Yet the containment of discontent reaches its limits when the institutional foundations of democracy are called into question, when politicians proclaim (without evidence) that elections are rigged, parliaments are corrupt, and courts are mere appendices of the state. Yet this is precisely the logic and rhetoric that has been encouraged by the demagogue who will now occupy the White House. Its thrust – most evident in the countless proclamations of people like Steve Bannon, who finds himself in the unique position of having dragged the far-right fringe into the heart of Washington – is directed not towards institutional reform but institutional dismantling. Donald Trump himself is probably a demagogue with bellicose rhetoric rather than an ideologue with coherent ideas, and it is far from evident that the United States has just taken the exit towards fascism. But as David Redneck just wrote in The New Yorker, “… this is surely the way fascism can begin”: With attacks on the institutional bedrock upon which the edifice of liberal democracy stands.
When Karl Polanyi wrote his monumental work on the rise of market capitalism in The Great Transformation, he observed that social dislocation invites a counter-movement, but that this counter-movement can take either progressive or reactionary forms. Trump clearly represents the latter possibility. Whether this possibility becomes realized and whether attacks on progressive policies are preceded by attacks on liberal institutions will partially depend on the coalition that can mobilize against it. It will have to be a broad coalition of people and groups – a “hegemonic bloc” in Antonio Gramsci’s terms – united not just by their opposition to Trump and by their steadfast refusal to normalize him as just another politician, but by their commitment to basic rights and to the institutions that enshrine and uphold them.

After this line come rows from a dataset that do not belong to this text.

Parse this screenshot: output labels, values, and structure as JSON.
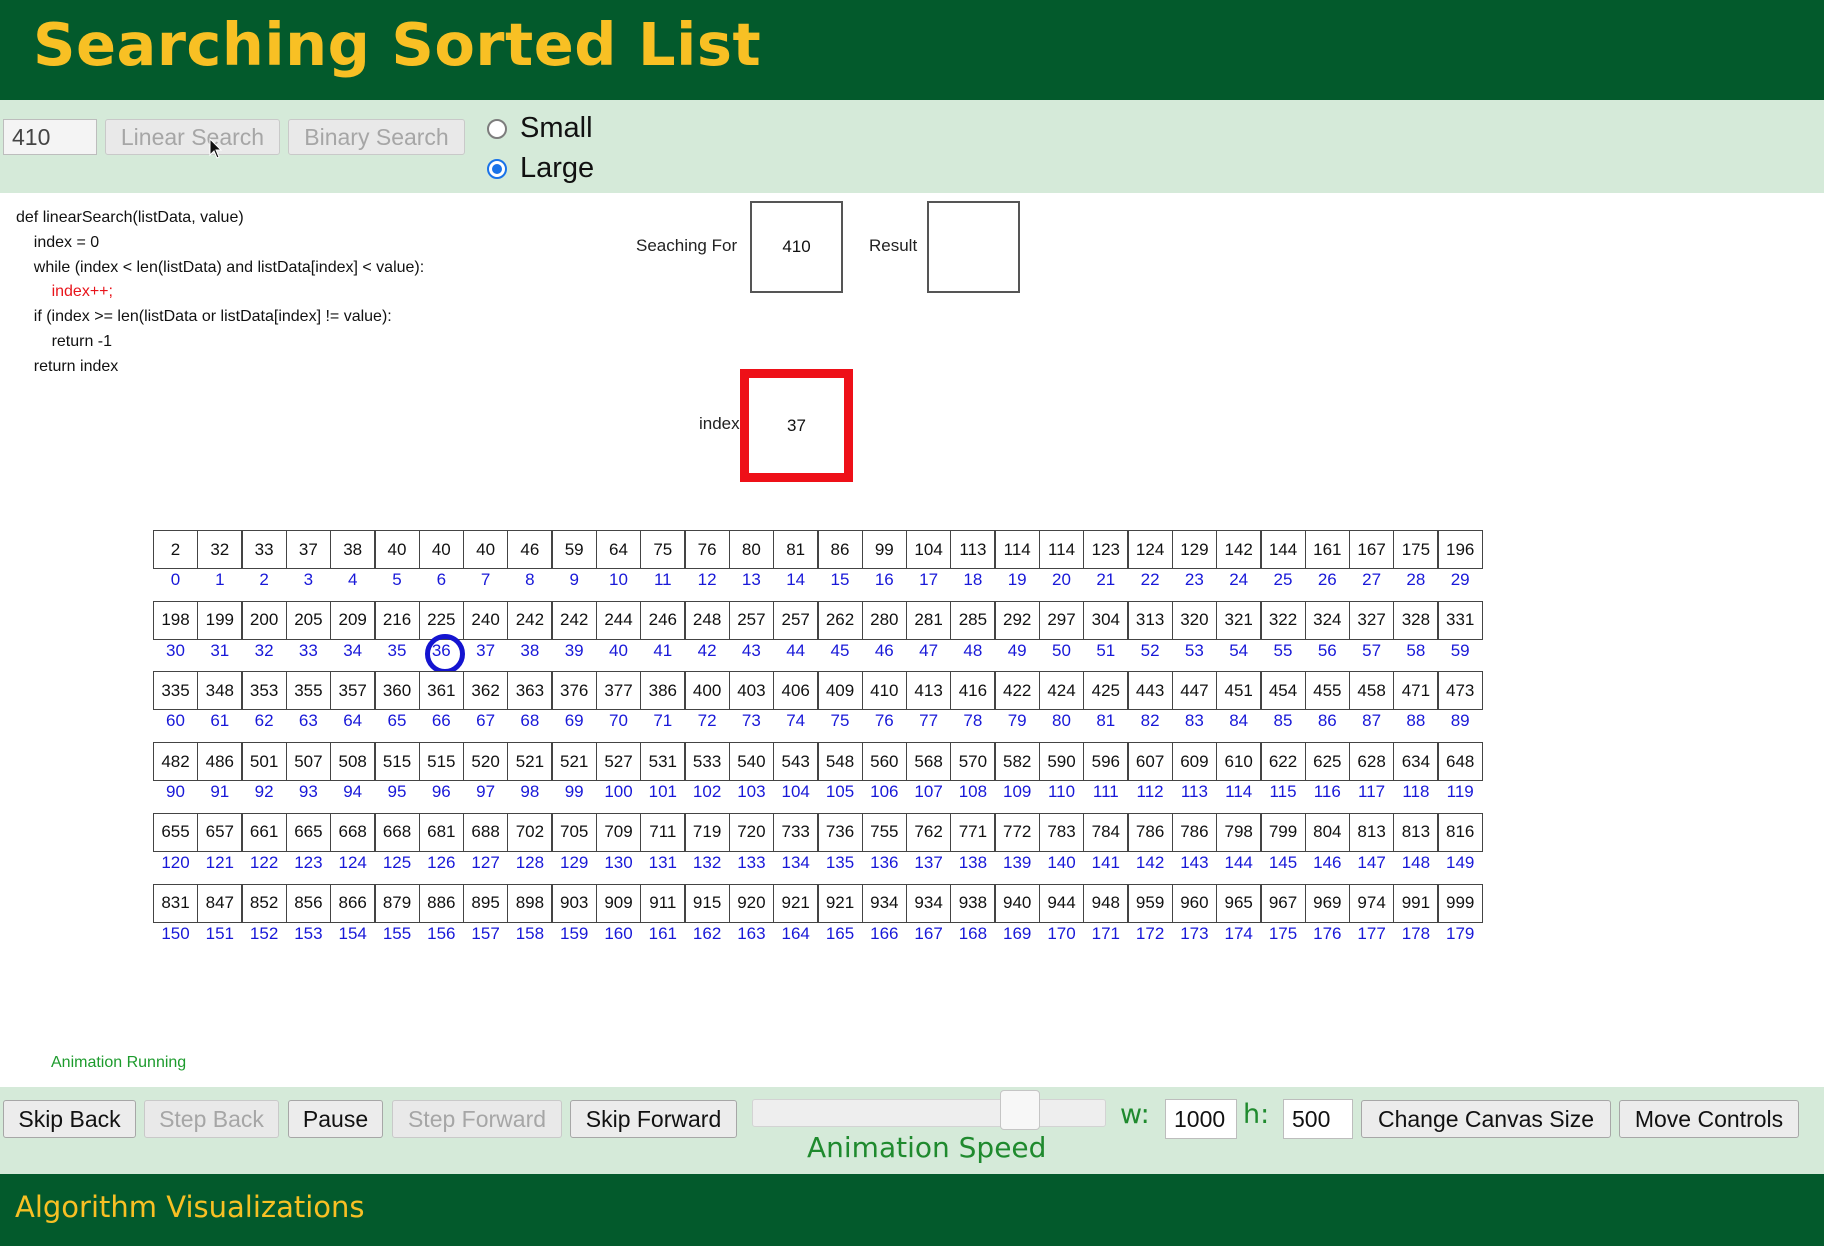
{
  "header": {
    "title": "Searching Sorted List"
  },
  "controls": {
    "search_value": "410",
    "linear_label": "Linear Search",
    "binary_label": "Binary Search",
    "size_small": "Small",
    "size_large": "Large",
    "selected_size": "Large"
  },
  "code": {
    "lines": [
      "def linearSearch(listData, value)",
      "    index = 0",
      "    while (index < len(listData) and listData[index] < value):",
      "        index++;",
      "    if (index >= len(listData or listData[index] != value):",
      "        return -1",
      "    return index"
    ],
    "highlight_line": 3
  },
  "state": {
    "searching_for_label": "Seaching For",
    "searching_for_value": "410",
    "result_label": "Result",
    "result_value": "",
    "index_label": "index",
    "index_value": "37",
    "current_index": 36
  },
  "array": {
    "values": [
      2,
      32,
      33,
      37,
      38,
      40,
      40,
      40,
      46,
      59,
      64,
      75,
      76,
      80,
      81,
      86,
      99,
      104,
      113,
      114,
      114,
      123,
      124,
      129,
      142,
      144,
      161,
      167,
      175,
      196,
      198,
      199,
      200,
      205,
      209,
      216,
      225,
      240,
      242,
      242,
      244,
      246,
      248,
      257,
      257,
      262,
      280,
      281,
      285,
      292,
      297,
      304,
      313,
      320,
      321,
      322,
      324,
      327,
      328,
      331,
      335,
      348,
      353,
      355,
      357,
      360,
      361,
      362,
      363,
      376,
      377,
      386,
      400,
      403,
      406,
      409,
      410,
      413,
      416,
      422,
      424,
      425,
      443,
      447,
      451,
      454,
      455,
      458,
      471,
      473,
      482,
      486,
      501,
      507,
      508,
      515,
      515,
      520,
      521,
      521,
      527,
      531,
      533,
      540,
      543,
      548,
      560,
      568,
      570,
      582,
      590,
      596,
      607,
      609,
      610,
      622,
      625,
      628,
      634,
      648,
      655,
      657,
      661,
      665,
      668,
      668,
      681,
      688,
      702,
      705,
      709,
      711,
      719,
      720,
      733,
      736,
      755,
      762,
      771,
      772,
      783,
      784,
      786,
      786,
      798,
      799,
      804,
      813,
      813,
      816,
      831,
      847,
      852,
      856,
      866,
      879,
      886,
      895,
      898,
      903,
      909,
      911,
      915,
      920,
      921,
      921,
      934,
      934,
      938,
      940,
      944,
      948,
      959,
      960,
      965,
      967,
      969,
      974,
      991,
      999
    ],
    "columns": 30
  },
  "status": {
    "text": "Animation Running"
  },
  "bottom": {
    "skip_back": "Skip Back",
    "step_back": "Step Back",
    "pause": "Pause",
    "step_forward": "Step Forward",
    "skip_forward": "Skip Forward",
    "speed_label": "Animation Speed",
    "w_label": "w:",
    "w_value": "1000",
    "h_label": "h:",
    "h_value": "500",
    "change_canvas": "Change Canvas Size",
    "move_controls": "Move Controls"
  },
  "footer": {
    "text": "Algorithm Visualizations"
  },
  "colors": {
    "header_bg": "#035a2c",
    "title": "#f8c024",
    "panel_bg": "#d5ead9",
    "index_text": "#1818d8",
    "highlight_red": "#ee1018",
    "status_green": "#1d9b2d"
  }
}
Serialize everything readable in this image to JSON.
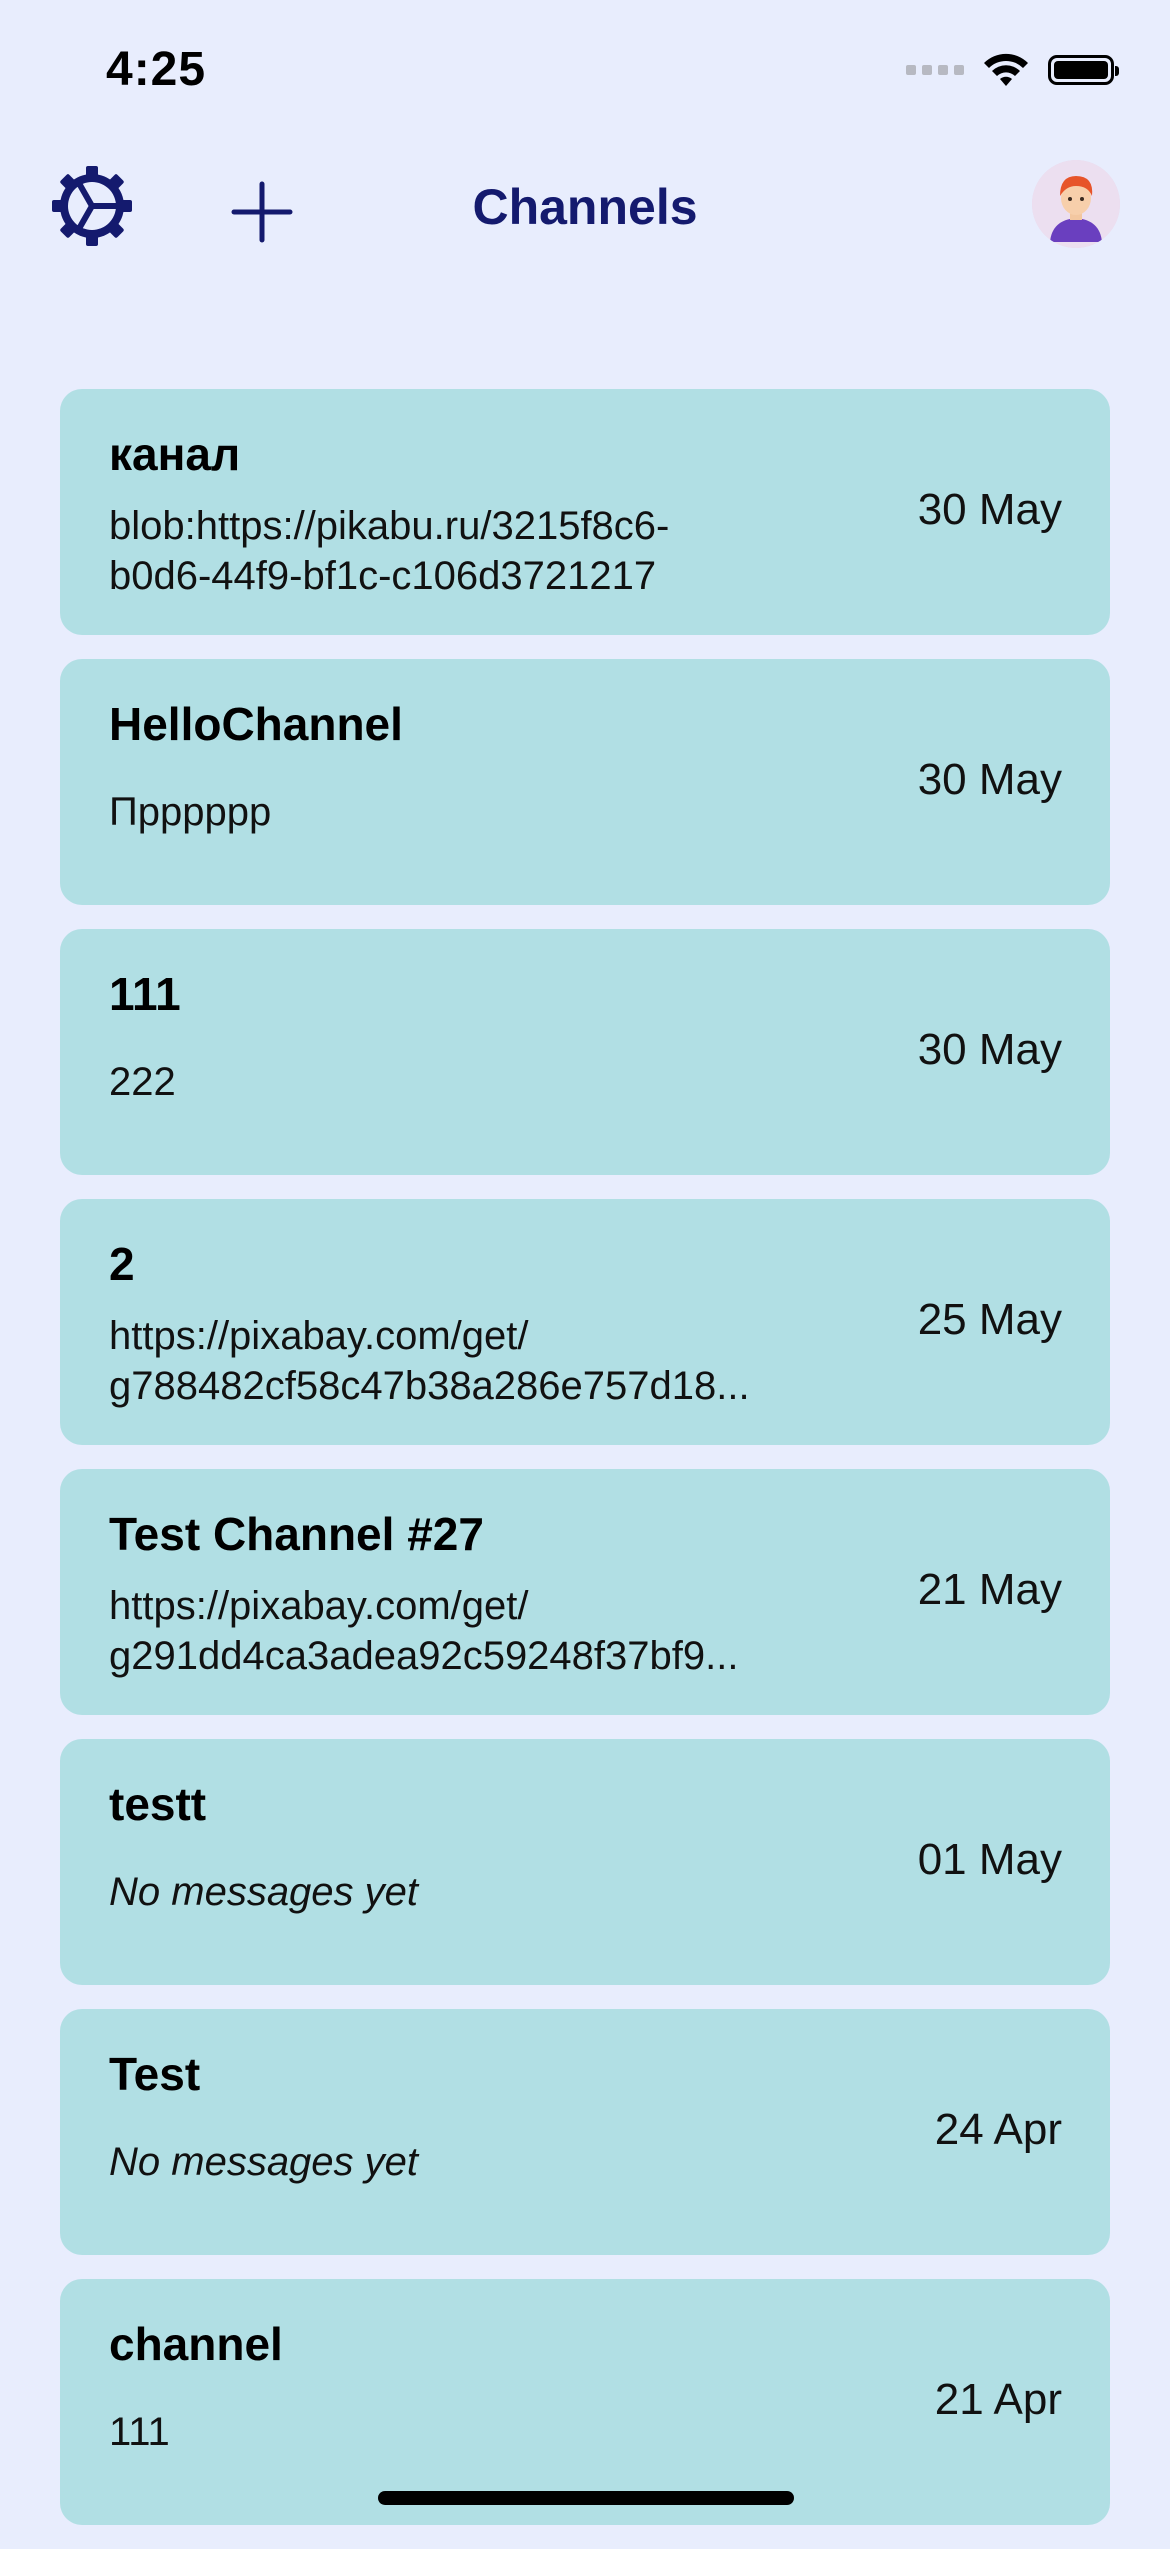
{
  "status_bar": {
    "time": "4:25"
  },
  "header": {
    "title": "Channels"
  },
  "colors": {
    "background": "#e8edfd",
    "card": "#b1dfe4",
    "accent": "#141a6e"
  },
  "channels": [
    {
      "name": "канал",
      "preview_line1": "blob:https://pikabu.ru/3215f8c6-",
      "preview_line2": "b0d6-44f9-bf1c-c106d3721217",
      "date": "30 May"
    },
    {
      "name": "HelloChannel",
      "preview": "Пpppppp",
      "date": "30 May"
    },
    {
      "name": "111",
      "preview": "222",
      "date": "30 May"
    },
    {
      "name": "2",
      "preview_line1": "https://pixabay.com/get/",
      "preview_line2": "g788482cf58c47b38a286e757d18...",
      "date": "25 May"
    },
    {
      "name": "Test Channel #27",
      "preview_line1": "https://pixabay.com/get/",
      "preview_line2": "g291dd4ca3adea92c59248f37bf9...",
      "date": "21 May"
    },
    {
      "name": "testt",
      "preview": "No messages yet",
      "date": "01 May"
    },
    {
      "name": "Test",
      "preview": "No messages yet",
      "date": "24 Apr"
    },
    {
      "name": "channel",
      "preview": "111",
      "date": "21 Apr"
    }
  ]
}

Martin Eiermann is a Ph.D. candidate in sociology at UC Berkeley, former managing editor and editor-at-large of the political magazine The European, and a contributor to the Wall Street Journal and OpenDemocracy. His current work focuses on the dynamics of collective action and on the political salience of privacy.